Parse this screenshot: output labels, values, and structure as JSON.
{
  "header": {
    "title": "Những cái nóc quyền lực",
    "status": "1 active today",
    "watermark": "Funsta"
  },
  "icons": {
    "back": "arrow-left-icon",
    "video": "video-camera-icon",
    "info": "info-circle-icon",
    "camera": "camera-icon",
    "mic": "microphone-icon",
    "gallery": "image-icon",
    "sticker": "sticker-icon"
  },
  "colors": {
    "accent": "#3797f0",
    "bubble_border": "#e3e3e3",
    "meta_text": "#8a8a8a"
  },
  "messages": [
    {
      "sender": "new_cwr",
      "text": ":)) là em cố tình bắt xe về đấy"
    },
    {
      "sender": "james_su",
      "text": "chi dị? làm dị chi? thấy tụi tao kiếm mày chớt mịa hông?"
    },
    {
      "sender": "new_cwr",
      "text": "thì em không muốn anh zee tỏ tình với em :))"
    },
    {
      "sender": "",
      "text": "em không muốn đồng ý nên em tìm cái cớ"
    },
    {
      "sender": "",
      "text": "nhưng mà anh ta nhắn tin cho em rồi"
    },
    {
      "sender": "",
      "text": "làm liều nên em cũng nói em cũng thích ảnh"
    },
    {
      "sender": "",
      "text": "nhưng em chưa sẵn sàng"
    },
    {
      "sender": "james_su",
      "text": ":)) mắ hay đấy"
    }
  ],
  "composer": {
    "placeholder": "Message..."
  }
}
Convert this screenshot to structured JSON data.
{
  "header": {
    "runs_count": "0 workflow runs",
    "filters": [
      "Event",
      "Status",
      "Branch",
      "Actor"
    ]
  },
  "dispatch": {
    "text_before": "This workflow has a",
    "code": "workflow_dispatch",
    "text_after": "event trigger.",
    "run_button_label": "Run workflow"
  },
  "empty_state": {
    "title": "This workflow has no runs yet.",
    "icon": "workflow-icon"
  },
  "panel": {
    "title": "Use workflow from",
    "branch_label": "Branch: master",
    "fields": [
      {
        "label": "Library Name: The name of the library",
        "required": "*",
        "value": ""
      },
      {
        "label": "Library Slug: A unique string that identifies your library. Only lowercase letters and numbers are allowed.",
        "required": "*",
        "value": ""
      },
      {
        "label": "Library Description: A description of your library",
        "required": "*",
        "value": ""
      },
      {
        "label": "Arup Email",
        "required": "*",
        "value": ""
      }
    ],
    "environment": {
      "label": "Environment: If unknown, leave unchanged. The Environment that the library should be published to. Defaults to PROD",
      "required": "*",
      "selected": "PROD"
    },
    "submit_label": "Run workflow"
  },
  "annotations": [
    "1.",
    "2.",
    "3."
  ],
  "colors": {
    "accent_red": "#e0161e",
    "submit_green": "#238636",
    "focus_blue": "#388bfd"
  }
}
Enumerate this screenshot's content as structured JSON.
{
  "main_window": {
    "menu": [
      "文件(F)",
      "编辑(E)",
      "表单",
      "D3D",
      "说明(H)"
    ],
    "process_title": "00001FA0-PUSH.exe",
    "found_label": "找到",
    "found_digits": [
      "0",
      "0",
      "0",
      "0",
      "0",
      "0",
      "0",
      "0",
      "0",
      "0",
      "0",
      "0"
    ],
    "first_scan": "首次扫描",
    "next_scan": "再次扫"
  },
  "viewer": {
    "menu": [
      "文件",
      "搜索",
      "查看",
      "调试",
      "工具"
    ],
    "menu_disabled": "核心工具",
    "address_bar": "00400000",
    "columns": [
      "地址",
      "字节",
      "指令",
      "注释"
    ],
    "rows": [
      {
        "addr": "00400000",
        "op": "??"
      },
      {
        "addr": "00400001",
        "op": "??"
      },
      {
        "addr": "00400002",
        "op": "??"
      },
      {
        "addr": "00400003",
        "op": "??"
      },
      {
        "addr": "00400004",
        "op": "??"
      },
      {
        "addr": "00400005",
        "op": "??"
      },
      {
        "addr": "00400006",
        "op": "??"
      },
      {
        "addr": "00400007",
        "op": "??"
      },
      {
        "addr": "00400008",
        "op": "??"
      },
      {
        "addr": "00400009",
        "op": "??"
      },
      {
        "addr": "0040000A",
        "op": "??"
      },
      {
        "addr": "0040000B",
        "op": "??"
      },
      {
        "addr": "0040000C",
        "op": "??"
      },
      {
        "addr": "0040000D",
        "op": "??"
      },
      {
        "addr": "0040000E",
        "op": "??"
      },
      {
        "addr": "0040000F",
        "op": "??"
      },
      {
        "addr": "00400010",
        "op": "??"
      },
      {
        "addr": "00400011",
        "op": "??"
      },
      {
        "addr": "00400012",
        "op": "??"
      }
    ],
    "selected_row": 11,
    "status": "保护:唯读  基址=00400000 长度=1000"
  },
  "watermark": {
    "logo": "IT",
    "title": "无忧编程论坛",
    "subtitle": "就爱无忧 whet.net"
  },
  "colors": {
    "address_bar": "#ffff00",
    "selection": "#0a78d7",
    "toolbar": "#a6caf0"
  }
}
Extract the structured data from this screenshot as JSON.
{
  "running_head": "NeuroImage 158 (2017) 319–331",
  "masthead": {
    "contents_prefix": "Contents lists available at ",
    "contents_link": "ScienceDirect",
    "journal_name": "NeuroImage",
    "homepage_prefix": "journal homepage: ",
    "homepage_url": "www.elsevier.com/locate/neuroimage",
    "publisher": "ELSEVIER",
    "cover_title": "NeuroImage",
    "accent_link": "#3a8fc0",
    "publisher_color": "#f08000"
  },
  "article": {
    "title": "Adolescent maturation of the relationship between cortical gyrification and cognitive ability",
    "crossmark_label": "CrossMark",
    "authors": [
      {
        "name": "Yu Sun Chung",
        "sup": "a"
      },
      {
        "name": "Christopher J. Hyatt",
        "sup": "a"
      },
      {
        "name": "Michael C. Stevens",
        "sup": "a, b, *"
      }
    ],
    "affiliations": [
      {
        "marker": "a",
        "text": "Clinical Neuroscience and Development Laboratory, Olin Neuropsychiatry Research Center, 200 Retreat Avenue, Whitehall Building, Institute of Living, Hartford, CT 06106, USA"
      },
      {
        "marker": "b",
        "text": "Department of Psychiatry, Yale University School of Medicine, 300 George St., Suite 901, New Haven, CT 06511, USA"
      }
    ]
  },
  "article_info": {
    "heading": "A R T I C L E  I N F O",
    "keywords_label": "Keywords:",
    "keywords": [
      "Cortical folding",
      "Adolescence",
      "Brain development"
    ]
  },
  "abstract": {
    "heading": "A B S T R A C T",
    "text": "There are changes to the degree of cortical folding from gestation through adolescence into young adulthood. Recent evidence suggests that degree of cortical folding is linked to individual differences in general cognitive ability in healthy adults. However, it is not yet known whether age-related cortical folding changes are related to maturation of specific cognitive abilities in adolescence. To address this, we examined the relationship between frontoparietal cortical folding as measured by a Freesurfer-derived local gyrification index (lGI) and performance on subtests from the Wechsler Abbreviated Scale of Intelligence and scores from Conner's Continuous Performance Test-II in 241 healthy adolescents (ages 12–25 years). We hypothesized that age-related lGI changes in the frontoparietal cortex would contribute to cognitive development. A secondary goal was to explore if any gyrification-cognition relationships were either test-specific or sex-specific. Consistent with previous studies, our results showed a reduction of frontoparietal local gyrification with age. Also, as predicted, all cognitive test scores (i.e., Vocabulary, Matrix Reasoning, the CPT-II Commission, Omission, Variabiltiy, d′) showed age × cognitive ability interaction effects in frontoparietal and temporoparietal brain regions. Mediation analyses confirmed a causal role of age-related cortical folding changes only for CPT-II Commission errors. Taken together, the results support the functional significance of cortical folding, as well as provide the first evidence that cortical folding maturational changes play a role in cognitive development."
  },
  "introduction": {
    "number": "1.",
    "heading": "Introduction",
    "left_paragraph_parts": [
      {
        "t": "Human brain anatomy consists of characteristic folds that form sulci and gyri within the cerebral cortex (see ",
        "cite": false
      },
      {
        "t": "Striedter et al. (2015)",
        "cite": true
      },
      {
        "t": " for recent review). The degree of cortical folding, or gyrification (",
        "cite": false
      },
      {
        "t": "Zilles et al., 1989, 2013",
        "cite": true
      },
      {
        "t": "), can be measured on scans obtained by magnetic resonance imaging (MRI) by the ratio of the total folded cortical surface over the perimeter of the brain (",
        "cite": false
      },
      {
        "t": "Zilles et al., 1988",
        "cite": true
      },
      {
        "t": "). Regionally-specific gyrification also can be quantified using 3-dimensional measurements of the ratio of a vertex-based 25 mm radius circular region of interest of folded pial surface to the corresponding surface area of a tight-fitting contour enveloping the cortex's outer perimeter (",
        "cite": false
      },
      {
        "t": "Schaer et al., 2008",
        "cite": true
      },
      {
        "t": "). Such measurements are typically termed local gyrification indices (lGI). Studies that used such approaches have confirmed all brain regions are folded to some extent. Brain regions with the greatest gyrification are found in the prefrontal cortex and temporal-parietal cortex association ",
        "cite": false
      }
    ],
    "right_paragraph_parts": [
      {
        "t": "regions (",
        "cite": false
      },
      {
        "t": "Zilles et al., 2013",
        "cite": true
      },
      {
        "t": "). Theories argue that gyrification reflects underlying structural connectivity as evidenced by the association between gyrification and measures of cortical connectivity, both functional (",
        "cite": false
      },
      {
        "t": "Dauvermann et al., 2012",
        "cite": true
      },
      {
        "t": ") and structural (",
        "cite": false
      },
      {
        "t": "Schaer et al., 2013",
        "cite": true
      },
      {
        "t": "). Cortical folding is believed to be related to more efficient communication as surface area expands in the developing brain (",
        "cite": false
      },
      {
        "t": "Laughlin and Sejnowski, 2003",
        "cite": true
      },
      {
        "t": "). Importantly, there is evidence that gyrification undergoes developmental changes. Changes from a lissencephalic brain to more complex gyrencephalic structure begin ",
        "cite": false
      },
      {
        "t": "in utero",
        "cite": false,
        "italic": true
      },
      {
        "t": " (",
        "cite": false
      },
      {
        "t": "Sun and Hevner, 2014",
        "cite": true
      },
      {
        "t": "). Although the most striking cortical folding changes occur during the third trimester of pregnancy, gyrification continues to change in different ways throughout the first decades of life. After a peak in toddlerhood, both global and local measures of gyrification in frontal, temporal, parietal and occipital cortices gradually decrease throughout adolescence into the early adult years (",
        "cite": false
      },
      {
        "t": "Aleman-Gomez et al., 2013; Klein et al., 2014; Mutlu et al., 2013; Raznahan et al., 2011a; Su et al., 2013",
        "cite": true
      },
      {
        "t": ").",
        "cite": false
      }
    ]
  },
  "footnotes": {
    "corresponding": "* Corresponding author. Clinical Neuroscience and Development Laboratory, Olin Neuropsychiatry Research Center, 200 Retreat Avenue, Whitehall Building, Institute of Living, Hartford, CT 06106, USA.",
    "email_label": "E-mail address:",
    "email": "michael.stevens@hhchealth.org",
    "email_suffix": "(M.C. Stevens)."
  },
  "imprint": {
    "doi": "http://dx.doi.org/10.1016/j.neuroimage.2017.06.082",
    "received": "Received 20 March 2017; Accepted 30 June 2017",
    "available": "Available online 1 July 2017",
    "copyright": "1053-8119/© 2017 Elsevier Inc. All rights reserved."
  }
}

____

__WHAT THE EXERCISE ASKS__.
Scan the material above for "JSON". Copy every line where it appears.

__WRITTEN ANSWER__.
Parse this screenshot: output labels, values, and structure as JSON.
Convert this screenshot to structured JSON data.
Enumerate this screenshot's content as structured JSON.
Extract the structured data from this screenshot as JSON.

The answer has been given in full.